BALTIMORE, Md.(KSNT)- According to The Baltimore Sun, Olympian Michael Phelps plans to enter a six-week in-patient treatment program after a drunken-driving arrest last week in Baltimore, he and his agent said Sunday. It’s a move that some say should help his pending legal case and battered public image as he seeks to keep his swimming comeback alive.
In statements on social media Sunday morning, Phelps told his fans that he plans to take time off to “attend a program” and focus on his personal life.
“I recognize that this is not my first lapse in judgment, and I am extremely disappointed with myself,” Phelps said. “I’m going to take some time away to attend a program that will provide the help I need to better understand myself. Swimming is a major part of my life, but right now I need to focus my attention on me as an individual, and do the necessary work to learn from this experience and make better decisions in the future.
Police said Phelps was stopped last Tuesday for speeding outside the Fort McHenry Tunnel after spending the evening at the Horseshoe Casino. He was charged with DUI, excessive speed, and crossing double lane lines. Police say his blood alcohol level was 0.14 and that he failed field sobriety tests. The state’s legal limit is .08.
Phelps is scheduled to appear in Baltimore City District Court for trial on Nov. 19.
The arrest last week was Phelps’ second for drunken driving. He pleaded guilty to driving while impaired after being arrested in 2004 in Wicomico County.

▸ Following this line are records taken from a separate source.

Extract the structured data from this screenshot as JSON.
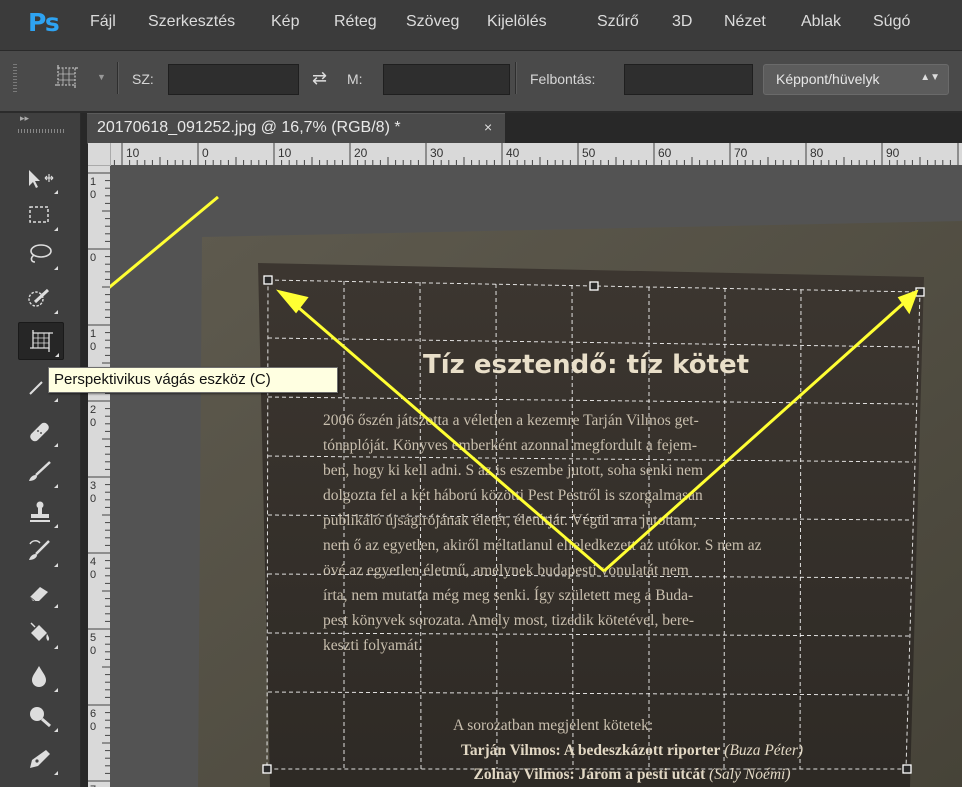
{
  "app": {
    "logo": "Ps",
    "menu": [
      "Fájl",
      "Szerkesztés",
      "Kép",
      "Réteg",
      "Szöveg",
      "Kijelölés",
      "Szűrő",
      "3D",
      "Nézet",
      "Ablak",
      "Súgó"
    ]
  },
  "options_bar": {
    "width_label": "SZ:",
    "width_value": "",
    "height_label": "M:",
    "height_value": "",
    "resolution_label": "Felbontás:",
    "resolution_value": "",
    "unit_select": "Képpont/hüvelyk"
  },
  "document": {
    "tab_title": "20170618_091252.jpg @ 16,7% (RGB/8) *",
    "tab_close": "×"
  },
  "ruler_h_labels": [
    "10",
    "0",
    "10",
    "20",
    "30",
    "40",
    "50",
    "60",
    "70",
    "80",
    "90"
  ],
  "ruler_v_labels": [
    [
      "1",
      "0"
    ],
    [
      "0"
    ],
    [
      "1",
      "0"
    ],
    [
      "2",
      "0"
    ],
    [
      "3",
      "0"
    ],
    [
      "4",
      "0"
    ],
    [
      "5",
      "0"
    ],
    [
      "6",
      "0"
    ],
    [
      "7"
    ]
  ],
  "tools": [
    "move-tool-icon",
    "rectangular-marquee-icon",
    "lasso-icon",
    "quick-selection-icon",
    "perspective-crop-icon",
    "eyedropper-icon",
    "spot-healing-brush-icon",
    "brush-icon",
    "clone-stamp-icon",
    "history-brush-icon",
    "eraser-icon",
    "paint-bucket-icon",
    "blur-icon",
    "dodge-icon",
    "pen-icon"
  ],
  "tooltip": "Perspektivikus vágás eszköz (C)",
  "photo": {
    "heading": "Tíz esztendő: tíz kötet",
    "body_lines": [
      "2006 őszén játszotta a véletlen a kezemre Tarján Vilmos get-",
      "tónaplóját. Könyves emberként azonnal megfordult a fejem-",
      "ben, hogy ki kell adni. S az is eszembe jutott, soha senki nem",
      "dolgozta fel a két háború közötti Pest Pestről is szorgalmasan",
      "publikáló újságírójának életét, életútját. Végül arra jutottam,",
      "nem ő az egyetlen, akiről méltatlanul elfeledkezett az utókor. S nem az",
      "övé az egyetlen életmű, amelynek budapesti vonulatát nem",
      "írta, nem mutatta még meg senki. Így született meg a Buda-",
      "pest könyvek sorozata. Amely most, tizedik kötetével, bere-",
      "keszti folyamát."
    ],
    "list_intro": "A sorozatban megjelent kötetek:",
    "list_items": [
      {
        "bold": "Tarján Vilmos: A bedeszkázott riporter",
        "italic": "(Buza Péter)"
      },
      {
        "bold": "Zolnay Vilmos: Járom a pesti utcát",
        "italic": "(Saly Noémi)"
      }
    ]
  },
  "colors": {
    "accent_logo": "#2ea3f2",
    "annotation_arrow": "#ffff33",
    "tooltip_bg": "#ffffe1"
  }
}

In 2009, British tabloids published a photo of him smoking a marijuana pipe.
Towson defense attorney Marshall Henslee, who handles drunken-driving cases in Baltimore and surrounding counties, said it would “incredibly unusual” if Phelps did not plan to seek treatment before his court date — especially because this is Phelps’ second arrest.
Henslee said he advises all clients charged with DUI to contact a substance-abuse specialist who can evaluate what kind of treatment the client might need.
“As an attorney, you want to be able to say your client did the responsible thing,” Henslee said. “If they hadn’t done any treatment … by the time the court date rolls along, it looks really irresponsible and like you don’t care if you have a problem.”
Six weeks is longer than the typical person undergoes treatment, Henslee noted. With celebrity defendants, there is always a chance that “a judge might say, ‘I’m going to make an example of you.'”
“I imagine they’re being overly cautious — or it’s a sign that there really is an issue,” Henslee said.
Rowdy Gaines, an NBC commentator and Olympic gold medalist, said that even if Phelps needs to take several months off, the break doesn’t have to derail his comeback.
Fall is generally “very much an off-season” for professional swimmers, Gaines said: “Most of these pros right now aren’t swimming much anyhow.”
“Every day you’re out of the water it takes about a half day to develop that feel that you’ve missed,” he added — so if Phelps stops training for six weeks, it would take three weeks to get back.
For now, getting professional help should be more important than training and competing, Gaines said.
“Once you realize you have a problem, you have to take a first step — and that’s a really good one,” he said of Phelps entering treatment. “I’m proud of him, I really am.”
Phelps, the most decorated Olympian in history — with 22 medals including 18 golds — made a comeback this year after retiring in 2012. He’s had mixed results since returning to competition, but in August, he had the fastest 100-meter butterfly time of the year at the Phillips 66 National Championships.
Later that month, he won five medals at the Pan Pacific championships in Australia. He has been nominated for five of USA Swimming’s Golden Goggle Awards, including Male Athlete of the Year and the Perseverance Award.
Though Phelps gave no specific indication of his future swimming plans, his six-week inpatient program will make it essentially impossible for him to compete in the Grand Prix at Minneapolis Nov. 20-22. That means his earliest conceivable return could be at the Grand Prix at Austin, Texas in mid-January.
Phelps began his 2014 comeback season at the Mesa (Ariz.) Grand Prix in April, and he could opt to begin his 2015 season at the same event as he tunes up for the World Championships in Kazan, Russia, in early August. Worlds are the biggest event on the swimming calendar aside from the Olympics, and Phelps has already qualified. After his mixed results this year, he said he hoped to be near peak form for the World Championships.
He would not have to swim in Russia to qualify for the 2016 Olympics. The U.S. team for Rio de Janeiro will be determined at Olympic Trials, scheduled for June 26-July 3, 2016. Phelps hasn’t formally committed to swimming at a fifth Olympics, but the swimming world has assumed that’s his intention.
This all depends on whether USA Swimming takes any disciplinary action against Phelps. The sport’s governing body suspended him for three months after the photo of him smoking a marijuana pipe was published.
Officials with USA Swimming said Sunday that they back Phelps’ move to enter treatment. Last week they said they were considering all options.
“We fully support Michael’s decision to place his health and well-being as the number one priority,” USA Swimming Executive Director Chuck Wielgus said in a statement. “His self-recognition and commitment to get help exhibit how serious he is to learn from this experience.”